    In recent years beads have gained popularity among many anglers both conventional, and fly. They are one of the most effective ways to replicate a fish egg in the drift. Their buoyancy is nearly neutral allowing them to tumble and bounce along in a very natural fashion that fools even some of the most educated of fish. Beads have gained a great deal of popularity with guides in Alaska fishing for rainbows feeding behind spawning salmon. In this arena with some of the most educated, discerning egg eaters on the planet, even a glo bug may be out fished by a bead. Beads are also much more versatile than standard hook egg patterns. They are usually rigged, pegged with a toothpick an inch or so above a bare straight eye hook. Because of this any hook size can be used and it can be interchanged to match the size of the fish you are targeting. Chasing rainbows eating eggs? Throw a size 10 below your bead. Looking for a steelhead? Throw on a size 4 or 2. Mortality is also often reduced with beads because the hook is further away. When a ravenous fish slurps up a bead in the heat of an egg eating frenzy the likely-hood that he will be throat hooked is reduced considerably. Because the bead is separated from the hook, even if the bead is taken very fully, the hook usually finds purchase somewhere in the lip or maxillary region of the mouth. Beads are also a great fly tying accessory. They can simply be slid in front of a fly to produce an egg eating effect, or they can be tied in. Plastic beads are weightless in the water and can be tied into the front of a fly to replace the visual effect of a hot orange tungsten or brass bead if the additional weight is not desired. A bead on the front of your fly will also displace water giving your materials more movement as well as physically protecting the fibers from the abuse of rocks and woody debris.

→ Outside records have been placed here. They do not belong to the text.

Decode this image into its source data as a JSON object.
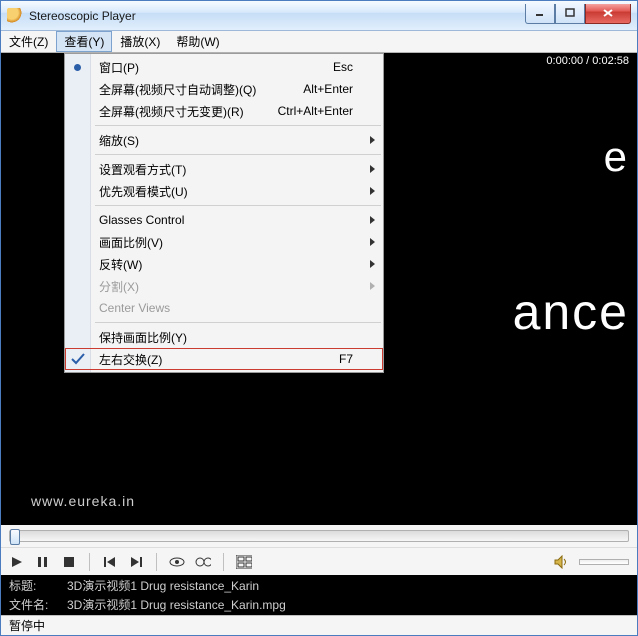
{
  "window": {
    "title": "Stereoscopic Player"
  },
  "menubar": {
    "file": "文件(Z)",
    "view": "查看(Y)",
    "play": "播放(X)",
    "help": "帮助(W)"
  },
  "dropdown": {
    "window": "窗口(P)",
    "window_shortcut": "Esc",
    "fullscreen_auto": "全屏幕(视频尺寸自动调整)(Q)",
    "fullscreen_auto_shortcut": "Alt+Enter",
    "fullscreen_fixed": "全屏幕(视频尺寸无变更)(R)",
    "fullscreen_fixed_shortcut": "Ctrl+Alt+Enter",
    "zoom": "缩放(S)",
    "viewing_method": "设置观看方式(T)",
    "preferred_mode": "优先观看模式(U)",
    "glasses": "Glasses Control",
    "aspect": "画面比例(V)",
    "flip": "反转(W)",
    "split": "分割(X)",
    "center": "Center Views",
    "keep_aspect": "保持画面比例(Y)",
    "swap_lr": "左右交换(Z)",
    "swap_lr_shortcut": "F7"
  },
  "video": {
    "text_top": "e",
    "text_mid": "ance",
    "watermark": "www.eureka.in",
    "timecode": "0:00:00 / 0:02:58"
  },
  "info": {
    "title_label": "标题:",
    "title_value": "3D演示视频1 Drug resistance_Karin",
    "file_label": "文件名:",
    "file_value": "3D演示视频1 Drug resistance_Karin.mpg"
  },
  "status": {
    "text": "暂停中"
  }
}
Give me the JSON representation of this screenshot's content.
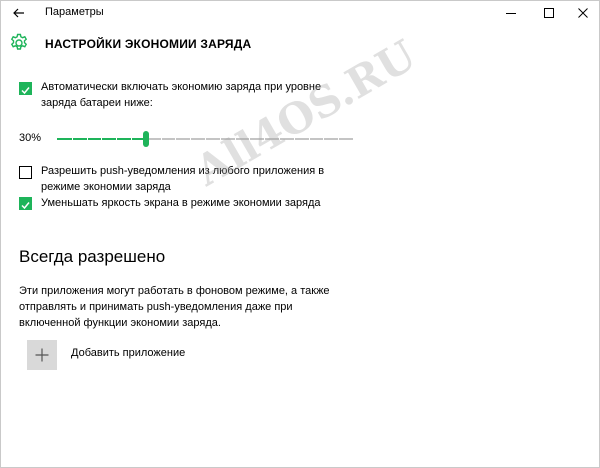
{
  "window": {
    "title": "Параметры",
    "buttons": {
      "back": "back-arrow-icon",
      "minimize": "minimize-icon",
      "maximize": "maximize-icon",
      "close": "close-icon"
    }
  },
  "header": {
    "icon": "gear-icon",
    "title": "НАСТРОЙКИ ЭКОНОМИИ ЗАРЯДА"
  },
  "options": {
    "auto_enable": {
      "checked": true,
      "label_line1": "Автоматически включать экономию заряда при уровне",
      "label_line2": "заряда батареи ниже:"
    },
    "slider": {
      "value_text": "30%",
      "value": 0.3
    },
    "allow_push": {
      "checked": false,
      "label_line1": "Разрешить push-уведомления из любого приложения в",
      "label_line2": "режиме экономии заряда"
    },
    "reduce_brightness": {
      "checked": true,
      "label": "Уменьшать яркость экрана в режиме экономии заряда"
    }
  },
  "always_allowed": {
    "title": "Всегда разрешено",
    "description_line1": "Эти приложения могут работать в фоновом режиме, а также",
    "description_line2": "отправлять и принимать push-уведомления даже при",
    "description_line3": "включенной функции экономии заряда.",
    "add_icon": "plus-icon",
    "add_label": "Добавить приложение"
  },
  "watermark": "All4OS.RU",
  "colors": {
    "accent": "#1eb45a",
    "track": "#c4c4c4",
    "tile": "#d9d9d9"
  }
}
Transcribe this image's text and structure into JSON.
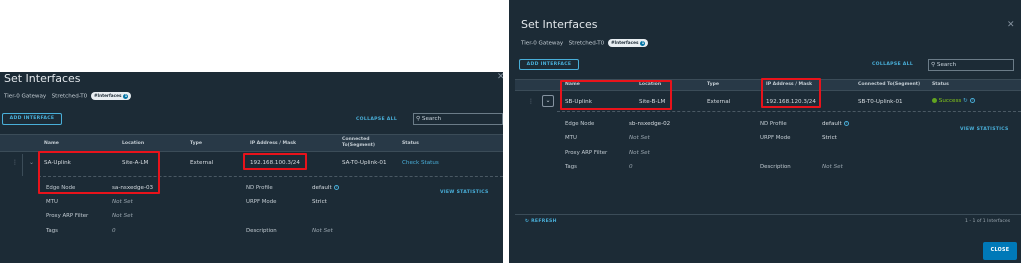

    Beads are not flies, but are used by many ardent fly fishers. Beads by themselves are not legal in a body of water that is designated as "Fly Fishing Only" unless incorporated with other materials into a fly. In some bodies of water, such as Oregon's Deschutes River hard beads are legal, soft beads are not.